Trusty nodded as he stepped onto the gravel path in front of the Administration Building, which left the boys facing north. There were three cottages each on the south and north side of the square of lawn. Dirt paths of uniform breadth led straight across the lawn between the facing cottages, with another broad path down the middle of the lawn, starting from the Administration Building. The crisscrossing paths made the campus look like a checkerboard, with the buildings on the rim of the board, like pieces waiting to be played. Most of the family cottages were hidden behind the spring leaves of the two lines of trees along the paths before them, but Bat could easily see the cottage they were headed toward, which was the nearest building to the north of the Administration Building.
"Each family cottage has a Teacher who looks after you during the day and a Night Watchman who looks after you at night," explained Trusty. "But we only got one Watchman right now. It's mostly Teachers taking care of the inmates."
"We're living here all the time?" persisted Slow.
Bat could appreciate Slow's uncertainty. The family cottage they were walking toward might have been the little brother of the Administration Building. It had a door-porch with carved columns. It had a long porch running down the side of the building. There was even a window the shape of a ring of rebirth under its peaked roof.
There was a flower-bed on its lawn.
Other than the flowerbed and a bit of shrubbery by the long porch, the lawn was bare. Trusty pointed to it. "That's your playground."
This time, the sense of unreality was so great that nobody dared speak. A playground. In all his life, Bat had never stepped onto a ground that was set aside especially for play. Master boys had playgrounds. Servant boys, if they had time for play at all, played in the streets or in the waters that lapped the Second Landstead on three sides. Bay, river, streets – those had been Bat's playgrounds when he was young, before he became an apprentice at age eleven and started his training.
"You'll have an hour to play each day, after supper," said Trusty as he began to lead them up the porch steps to the door. "You'll work four-and-a-half hours in the broom manufactory in the afternoon. You get an hour at midday for dinner. In the mornings, you'll be here."
He opened the door. So great was the boys' curiosity that, rather than hold back – as all of them would likely have done at the entrance to any other prison – they pulled off their caps and crowded in after Trusty.

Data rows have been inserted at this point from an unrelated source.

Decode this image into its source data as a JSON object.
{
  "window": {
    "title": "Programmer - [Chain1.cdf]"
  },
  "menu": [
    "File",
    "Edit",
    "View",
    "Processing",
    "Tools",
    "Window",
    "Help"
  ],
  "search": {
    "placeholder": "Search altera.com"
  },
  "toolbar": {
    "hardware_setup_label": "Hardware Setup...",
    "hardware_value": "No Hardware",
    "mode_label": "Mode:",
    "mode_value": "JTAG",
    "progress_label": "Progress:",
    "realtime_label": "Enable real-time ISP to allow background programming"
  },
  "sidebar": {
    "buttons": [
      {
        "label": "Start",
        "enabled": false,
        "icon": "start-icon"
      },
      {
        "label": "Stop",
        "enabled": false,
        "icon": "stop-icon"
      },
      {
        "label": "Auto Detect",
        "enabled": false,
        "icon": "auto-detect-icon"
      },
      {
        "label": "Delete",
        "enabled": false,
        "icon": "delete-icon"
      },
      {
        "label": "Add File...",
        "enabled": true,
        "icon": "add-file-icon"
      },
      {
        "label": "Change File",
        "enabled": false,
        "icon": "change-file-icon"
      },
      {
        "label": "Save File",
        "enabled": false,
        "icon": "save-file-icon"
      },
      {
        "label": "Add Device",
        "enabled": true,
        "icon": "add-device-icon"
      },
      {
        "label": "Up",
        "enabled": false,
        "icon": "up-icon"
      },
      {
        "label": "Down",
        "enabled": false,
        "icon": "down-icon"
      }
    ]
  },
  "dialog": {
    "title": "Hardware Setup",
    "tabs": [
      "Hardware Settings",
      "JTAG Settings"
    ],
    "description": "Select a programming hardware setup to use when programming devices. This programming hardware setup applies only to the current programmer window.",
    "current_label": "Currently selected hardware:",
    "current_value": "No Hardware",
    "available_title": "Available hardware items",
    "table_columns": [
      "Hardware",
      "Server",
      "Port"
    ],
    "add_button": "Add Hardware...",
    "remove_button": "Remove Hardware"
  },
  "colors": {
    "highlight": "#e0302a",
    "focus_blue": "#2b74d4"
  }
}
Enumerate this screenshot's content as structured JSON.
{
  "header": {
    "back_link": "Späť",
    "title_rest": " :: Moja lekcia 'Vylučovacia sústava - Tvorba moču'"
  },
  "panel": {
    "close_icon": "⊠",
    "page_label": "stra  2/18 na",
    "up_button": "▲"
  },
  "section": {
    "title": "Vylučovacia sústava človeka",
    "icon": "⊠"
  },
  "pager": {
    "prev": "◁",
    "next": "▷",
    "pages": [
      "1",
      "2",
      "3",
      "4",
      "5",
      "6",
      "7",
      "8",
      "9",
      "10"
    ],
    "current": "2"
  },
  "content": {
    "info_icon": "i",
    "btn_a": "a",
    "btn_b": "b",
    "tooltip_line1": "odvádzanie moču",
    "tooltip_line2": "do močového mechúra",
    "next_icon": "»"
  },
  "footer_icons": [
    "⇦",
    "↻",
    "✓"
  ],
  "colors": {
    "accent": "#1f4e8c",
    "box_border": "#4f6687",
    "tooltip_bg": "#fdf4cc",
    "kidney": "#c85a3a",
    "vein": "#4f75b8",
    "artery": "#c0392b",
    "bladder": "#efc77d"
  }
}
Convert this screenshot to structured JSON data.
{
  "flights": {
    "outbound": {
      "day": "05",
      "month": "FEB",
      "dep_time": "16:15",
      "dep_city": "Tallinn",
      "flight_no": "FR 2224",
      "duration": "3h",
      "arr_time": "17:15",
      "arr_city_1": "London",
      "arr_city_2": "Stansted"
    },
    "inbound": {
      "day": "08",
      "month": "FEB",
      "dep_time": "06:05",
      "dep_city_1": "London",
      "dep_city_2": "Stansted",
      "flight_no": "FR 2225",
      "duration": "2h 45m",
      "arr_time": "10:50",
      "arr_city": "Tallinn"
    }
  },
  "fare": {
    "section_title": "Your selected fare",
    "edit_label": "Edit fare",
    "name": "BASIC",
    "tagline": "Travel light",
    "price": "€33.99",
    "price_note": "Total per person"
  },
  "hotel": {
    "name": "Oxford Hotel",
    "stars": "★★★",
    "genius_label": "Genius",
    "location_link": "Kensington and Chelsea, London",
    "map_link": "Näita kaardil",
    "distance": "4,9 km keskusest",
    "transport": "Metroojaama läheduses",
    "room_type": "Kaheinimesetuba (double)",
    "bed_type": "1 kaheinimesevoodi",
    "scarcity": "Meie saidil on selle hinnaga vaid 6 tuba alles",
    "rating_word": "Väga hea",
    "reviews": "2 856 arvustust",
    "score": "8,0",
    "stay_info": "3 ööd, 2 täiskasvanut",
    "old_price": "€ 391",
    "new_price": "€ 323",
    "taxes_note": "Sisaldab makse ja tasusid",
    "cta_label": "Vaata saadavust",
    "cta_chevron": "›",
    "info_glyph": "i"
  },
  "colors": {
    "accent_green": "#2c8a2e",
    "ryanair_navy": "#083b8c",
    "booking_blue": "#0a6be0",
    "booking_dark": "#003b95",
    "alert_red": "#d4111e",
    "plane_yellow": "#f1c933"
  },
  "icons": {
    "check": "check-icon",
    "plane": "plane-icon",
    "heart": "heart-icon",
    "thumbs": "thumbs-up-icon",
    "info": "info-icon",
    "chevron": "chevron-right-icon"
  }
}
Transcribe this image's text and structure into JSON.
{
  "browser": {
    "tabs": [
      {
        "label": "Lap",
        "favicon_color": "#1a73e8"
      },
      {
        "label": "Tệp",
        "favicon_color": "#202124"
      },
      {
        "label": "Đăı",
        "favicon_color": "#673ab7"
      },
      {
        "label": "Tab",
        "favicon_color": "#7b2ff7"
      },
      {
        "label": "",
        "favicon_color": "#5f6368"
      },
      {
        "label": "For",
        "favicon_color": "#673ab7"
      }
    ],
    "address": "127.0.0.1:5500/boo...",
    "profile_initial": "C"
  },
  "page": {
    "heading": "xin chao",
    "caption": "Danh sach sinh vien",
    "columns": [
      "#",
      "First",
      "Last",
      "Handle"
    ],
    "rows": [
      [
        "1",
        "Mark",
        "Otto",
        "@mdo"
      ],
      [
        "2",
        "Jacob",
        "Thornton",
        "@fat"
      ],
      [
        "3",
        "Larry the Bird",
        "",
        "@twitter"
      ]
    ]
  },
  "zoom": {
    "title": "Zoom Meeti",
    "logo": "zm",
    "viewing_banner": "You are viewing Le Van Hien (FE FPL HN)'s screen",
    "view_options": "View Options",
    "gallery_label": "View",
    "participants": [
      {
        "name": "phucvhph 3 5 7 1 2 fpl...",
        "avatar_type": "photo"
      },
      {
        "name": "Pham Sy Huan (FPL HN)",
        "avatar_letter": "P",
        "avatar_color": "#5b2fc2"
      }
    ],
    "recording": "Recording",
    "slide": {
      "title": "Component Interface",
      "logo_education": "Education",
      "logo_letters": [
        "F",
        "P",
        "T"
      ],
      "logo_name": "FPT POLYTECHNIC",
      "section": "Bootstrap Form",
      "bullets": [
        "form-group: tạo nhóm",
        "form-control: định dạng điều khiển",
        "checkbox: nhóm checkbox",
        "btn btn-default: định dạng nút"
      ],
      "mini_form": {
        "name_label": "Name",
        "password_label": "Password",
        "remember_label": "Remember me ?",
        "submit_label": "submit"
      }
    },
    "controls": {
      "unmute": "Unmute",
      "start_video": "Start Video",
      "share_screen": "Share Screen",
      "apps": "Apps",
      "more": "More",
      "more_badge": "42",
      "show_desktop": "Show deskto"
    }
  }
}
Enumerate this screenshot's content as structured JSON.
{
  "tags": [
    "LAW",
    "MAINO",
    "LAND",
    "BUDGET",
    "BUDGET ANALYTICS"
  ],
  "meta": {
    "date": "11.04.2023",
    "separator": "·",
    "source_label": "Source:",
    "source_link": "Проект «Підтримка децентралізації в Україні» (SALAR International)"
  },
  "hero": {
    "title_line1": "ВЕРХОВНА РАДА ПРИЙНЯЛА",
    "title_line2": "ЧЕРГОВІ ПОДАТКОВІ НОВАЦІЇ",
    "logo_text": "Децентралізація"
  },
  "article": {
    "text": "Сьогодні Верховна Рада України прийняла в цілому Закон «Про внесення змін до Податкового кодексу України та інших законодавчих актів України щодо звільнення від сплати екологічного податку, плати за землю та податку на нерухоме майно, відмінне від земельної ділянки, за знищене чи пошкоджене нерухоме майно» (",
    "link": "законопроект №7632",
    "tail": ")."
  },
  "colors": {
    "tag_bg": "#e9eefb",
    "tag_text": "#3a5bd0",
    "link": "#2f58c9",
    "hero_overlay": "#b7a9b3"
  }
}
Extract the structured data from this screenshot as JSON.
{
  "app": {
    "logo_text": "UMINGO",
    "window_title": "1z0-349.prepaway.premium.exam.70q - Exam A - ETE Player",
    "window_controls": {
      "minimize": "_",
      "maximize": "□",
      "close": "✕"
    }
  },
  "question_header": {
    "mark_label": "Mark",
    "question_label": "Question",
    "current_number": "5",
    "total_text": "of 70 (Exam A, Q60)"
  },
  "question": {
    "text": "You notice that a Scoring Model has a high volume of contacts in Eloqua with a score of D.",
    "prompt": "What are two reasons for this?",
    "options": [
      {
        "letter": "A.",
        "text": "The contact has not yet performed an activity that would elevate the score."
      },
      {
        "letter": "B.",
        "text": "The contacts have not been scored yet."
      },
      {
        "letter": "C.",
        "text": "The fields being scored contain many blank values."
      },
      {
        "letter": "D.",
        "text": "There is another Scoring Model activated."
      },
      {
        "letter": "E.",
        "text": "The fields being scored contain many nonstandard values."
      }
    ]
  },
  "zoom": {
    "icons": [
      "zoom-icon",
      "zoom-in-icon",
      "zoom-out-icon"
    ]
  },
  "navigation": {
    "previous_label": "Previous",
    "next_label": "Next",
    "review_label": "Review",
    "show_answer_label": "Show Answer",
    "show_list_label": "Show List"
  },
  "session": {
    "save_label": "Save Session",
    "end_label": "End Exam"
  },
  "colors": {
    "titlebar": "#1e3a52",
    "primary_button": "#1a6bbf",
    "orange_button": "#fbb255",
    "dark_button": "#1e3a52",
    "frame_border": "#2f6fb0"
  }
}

Frank gasped. Joe whirled around on his heel. Bat simply stood still, feeling shock go through every part of his body, as though he'd encountered the Nor'west Blow unprepared.